Normally, we save random pen-related stories for one of our Totally Random Pen Stuff features, but this one, about a POW with a fountain pen and a journal, seemed like it deserved its own space, especially with Veterans Day coming up in the US.
According to CNN, Tony Acevedo was just a kid right out of high school when he was sent to Europe as an Army medic during World War II. He was captured by the Nazis at the Battle of the Bulge and sent with about 350 other soldiers to the Berga slave labor camp, where they were brutalized and subjected to forced labor.
Acevedo felt it was his duty to keep records of each POW death. The lengths he went to were extraordinary.
He used a diary and a Sheaffer fountain pen that came as part of a Red Cross care package. He had to hide the journal from the Germans by tucking it into his pants because he was afraid he would be killed if it was discovered. And he had to really stretch his writing materials by mixing snow, among other things, with his fountain pen ink to make it last.

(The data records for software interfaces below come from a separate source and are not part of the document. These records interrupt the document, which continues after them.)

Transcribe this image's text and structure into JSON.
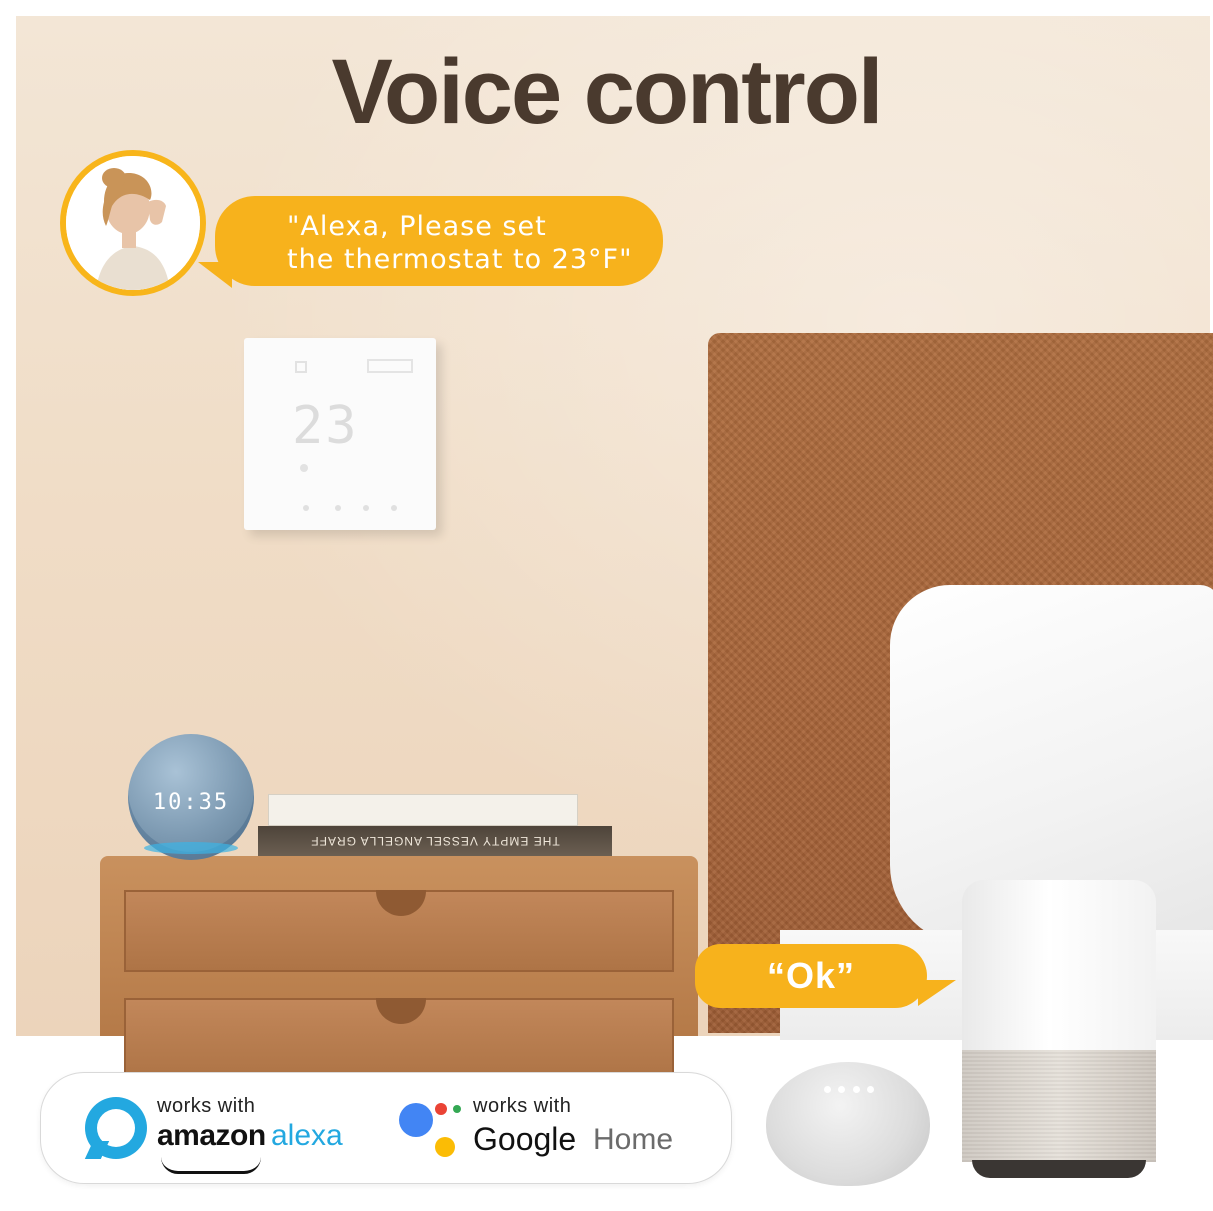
{
  "title": "Voice control",
  "alexa_request": {
    "line1": "\"Alexa, Please set",
    "line2": "the thermostat to 23°F\""
  },
  "google_reply": "“Ok”",
  "thermostat_display": "23",
  "echo_clock": "10:35",
  "books": {
    "spine_text": "THE EMPTY VESSEL   ANGELLA GRAFF"
  },
  "badges": {
    "alexa": {
      "works_with": "works with",
      "amazon": "amazon",
      "alexa": "alexa"
    },
    "google": {
      "works_with": "works with",
      "google": "Google",
      "home": "Home"
    }
  },
  "colors": {
    "bubble": "#f7b21c",
    "title": "#4a3a2e",
    "alexa_blue": "#23a8e0",
    "google_blue": "#4285f4",
    "google_red": "#ea4335",
    "google_yellow": "#fbbc05",
    "google_green": "#34a853"
  }
}
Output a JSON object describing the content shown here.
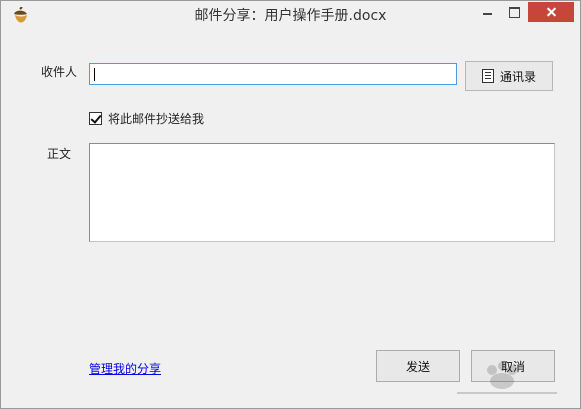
{
  "window": {
    "title": "邮件分享：用户操作手册.docx"
  },
  "form": {
    "recipient_label": "收件人",
    "recipient_value": "",
    "contacts_button_label": "通讯录",
    "cc_self_label": "将此邮件抄送给我",
    "cc_self_checked": true,
    "body_label": "正文",
    "body_value": ""
  },
  "footer": {
    "manage_shares_link": "管理我的分享",
    "send_button": "发送",
    "cancel_button": "取消"
  },
  "icons": {
    "app": "acorn-icon",
    "minimize": "minimize-icon",
    "maximize": "maximize-icon",
    "close": "close-icon",
    "contacts": "address-book-icon",
    "checkbox": "check-icon"
  },
  "colors": {
    "window_bg": "#f0f0f0",
    "close_button": "#c7463c",
    "link": "#0000ee",
    "focus_border": "#4f9be2"
  }
}
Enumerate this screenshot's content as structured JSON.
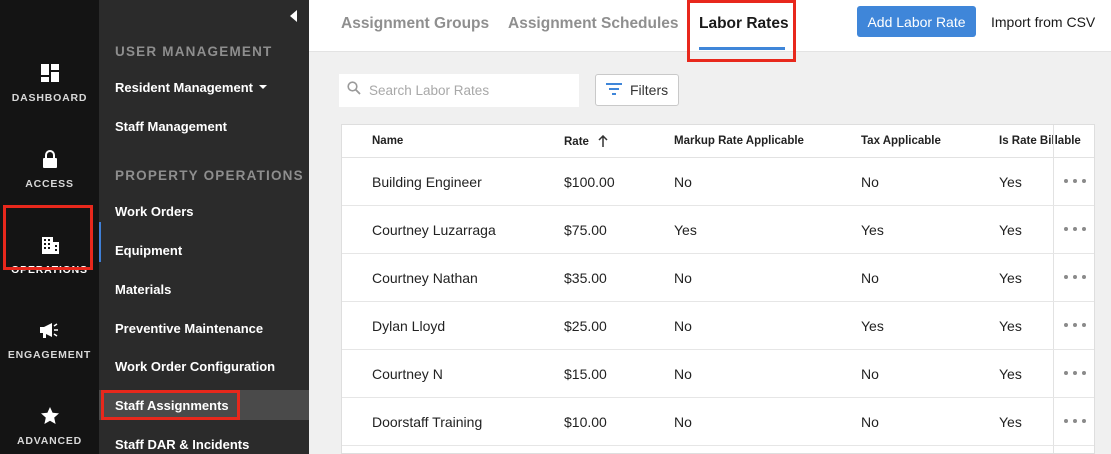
{
  "rail": {
    "items": [
      {
        "label": "DASHBOARD",
        "icon": "dashboard-icon"
      },
      {
        "label": "ACCESS",
        "icon": "lock-icon"
      },
      {
        "label": "OPERATIONS",
        "icon": "building-icon"
      },
      {
        "label": "ENGAGEMENT",
        "icon": "megaphone-icon"
      },
      {
        "label": "ADVANCED",
        "icon": "star-icon"
      }
    ]
  },
  "subnav": {
    "section1": "USER MANAGEMENT",
    "section2": "PROPERTY OPERATIONS",
    "items": [
      "Resident Management",
      "Staff Management",
      "Work Orders",
      "Equipment",
      "Materials",
      "Preventive Maintenance",
      "Work Order Configuration",
      "Staff Assignments",
      "Staff DAR & Incidents"
    ]
  },
  "tabs": [
    "Assignment Groups",
    "Assignment Schedules",
    "Labor Rates"
  ],
  "actions": {
    "add": "Add Labor Rate",
    "import": "Import from CSV"
  },
  "search": {
    "placeholder": "Search Labor Rates"
  },
  "filters": {
    "label": "Filters"
  },
  "table": {
    "headers": [
      "Name",
      "Rate",
      "Markup Rate Applicable",
      "Tax Applicable",
      "Is Rate Billable"
    ],
    "rows": [
      [
        "Building Engineer",
        "$100.00",
        "No",
        "No",
        "Yes"
      ],
      [
        "Courtney Luzarraga",
        "$75.00",
        "Yes",
        "Yes",
        "Yes"
      ],
      [
        "Courtney Nathan",
        "$35.00",
        "No",
        "No",
        "Yes"
      ],
      [
        "Dylan Lloyd",
        "$25.00",
        "No",
        "Yes",
        "Yes"
      ],
      [
        "Courtney N",
        "$15.00",
        "No",
        "No",
        "Yes"
      ],
      [
        "Doorstaff Training",
        "$10.00",
        "No",
        "No",
        "Yes"
      ]
    ]
  },
  "colors": {
    "accent": "#3f86d9",
    "highlight": "#e8281c",
    "rail": "#141414",
    "subnav": "#2b2b2b"
  }
}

It's a moving story, and we recommend it to anyone interested in the power of journals to chronicle history, small and large.